• _What you are asked to do_: Produce all the records again exactly as they stand.

[Opening Materials provided section]

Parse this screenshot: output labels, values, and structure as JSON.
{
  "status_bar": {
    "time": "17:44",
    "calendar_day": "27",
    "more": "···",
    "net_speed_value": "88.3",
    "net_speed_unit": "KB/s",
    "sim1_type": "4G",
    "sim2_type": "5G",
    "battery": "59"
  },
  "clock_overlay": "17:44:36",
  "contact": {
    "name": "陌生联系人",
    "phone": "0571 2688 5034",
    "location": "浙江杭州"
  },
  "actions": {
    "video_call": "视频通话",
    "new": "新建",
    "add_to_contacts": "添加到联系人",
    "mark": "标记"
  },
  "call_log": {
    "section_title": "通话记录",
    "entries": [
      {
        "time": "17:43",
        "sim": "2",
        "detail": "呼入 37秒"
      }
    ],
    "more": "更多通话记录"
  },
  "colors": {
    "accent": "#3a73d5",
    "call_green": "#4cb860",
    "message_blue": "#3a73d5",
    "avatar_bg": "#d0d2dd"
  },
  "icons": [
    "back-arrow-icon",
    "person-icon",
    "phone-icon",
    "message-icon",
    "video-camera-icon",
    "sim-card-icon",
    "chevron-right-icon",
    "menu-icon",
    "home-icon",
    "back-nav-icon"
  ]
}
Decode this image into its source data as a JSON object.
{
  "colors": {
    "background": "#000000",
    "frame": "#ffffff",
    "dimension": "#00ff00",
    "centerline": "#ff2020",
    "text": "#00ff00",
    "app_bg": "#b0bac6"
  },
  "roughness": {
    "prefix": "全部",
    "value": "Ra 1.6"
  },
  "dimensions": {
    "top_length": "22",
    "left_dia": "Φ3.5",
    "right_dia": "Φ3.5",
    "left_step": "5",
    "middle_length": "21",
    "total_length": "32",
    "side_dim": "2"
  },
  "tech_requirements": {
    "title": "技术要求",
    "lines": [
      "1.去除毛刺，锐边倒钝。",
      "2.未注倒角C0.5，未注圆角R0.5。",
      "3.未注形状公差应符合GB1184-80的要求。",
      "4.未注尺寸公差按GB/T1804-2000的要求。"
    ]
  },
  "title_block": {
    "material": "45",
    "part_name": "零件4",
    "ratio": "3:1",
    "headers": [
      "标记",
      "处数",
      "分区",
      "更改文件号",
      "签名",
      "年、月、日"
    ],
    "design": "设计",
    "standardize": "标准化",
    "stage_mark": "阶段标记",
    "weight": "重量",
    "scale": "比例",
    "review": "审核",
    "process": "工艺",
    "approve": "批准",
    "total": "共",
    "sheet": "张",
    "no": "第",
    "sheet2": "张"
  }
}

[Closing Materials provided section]

• _Answer below_:
Parse this screenshot: output labels, values, and structure as JSON.
{
  "status_bar": {
    "time": "17:44",
    "calendar_day": "27",
    "more": "···",
    "net_speed_value": "88.3",
    "net_speed_unit": "KB/s",
    "sim1_type": "4G",
    "sim2_type": "5G",
    "battery": "59"
  },
  "clock_overlay": "17:44:36",
  "contact": {
    "name": "陌生联系人",
    "phone": "0571 2688 5034",
    "location": "浙江杭州"
  },
  "actions": {
    "video_call": "视频通话",
    "new": "新建",
    "add_to_contacts": "添加到联系人",
    "mark": "标记"
  },
  "call_log": {
    "section_title": "通话记录",
    "entries": [
      {
        "time": "17:43",
        "sim": "2",
        "detail": "呼入 37秒"
      }
    ],
    "more": "更多通话记录"
  },
  "colors": {
    "accent": "#3a73d5",
    "call_green": "#4cb860",
    "message_blue": "#3a73d5",
    "avatar_bg": "#d0d2dd"
  },
  "icons": [
    "back-arrow-icon",
    "person-icon",
    "phone-icon",
    "message-icon",
    "video-camera-icon",
    "sim-card-icon",
    "chevron-right-icon",
    "menu-icon",
    "home-icon",
    "back-nav-icon"
  ]
}
Decode this image into its source data as a JSON object.
{
  "colors": {
    "background": "#000000",
    "frame": "#ffffff",
    "dimension": "#00ff00",
    "centerline": "#ff2020",
    "text": "#00ff00",
    "app_bg": "#b0bac6"
  },
  "roughness": {
    "prefix": "全部",
    "value": "Ra 1.6"
  },
  "dimensions": {
    "top_length": "22",
    "left_dia": "Φ3.5",
    "right_dia": "Φ3.5",
    "left_step": "5",
    "middle_length": "21",
    "total_length": "32",
    "side_dim": "2"
  },
  "tech_requirements": {
    "title": "技术要求",
    "lines": [
      "1.去除毛刺，锐边倒钝。",
      "2.未注倒角C0.5，未注圆角R0.5。",
      "3.未注形状公差应符合GB1184-80的要求。",
      "4.未注尺寸公差按GB/T1804-2000的要求。"
    ]
  },
  "title_block": {
    "material": "45",
    "part_name": "零件4",
    "ratio": "3:1",
    "headers": [
      "标记",
      "处数",
      "分区",
      "更改文件号",
      "签名",
      "年、月、日"
    ],
    "design": "设计",
    "standardize": "标准化",
    "stage_mark": "阶段标记",
    "weight": "重量",
    "scale": "比例",
    "review": "审核",
    "process": "工艺",
    "approve": "批准",
    "total": "共",
    "sheet": "张",
    "no": "第",
    "sheet2": "张"
  }
}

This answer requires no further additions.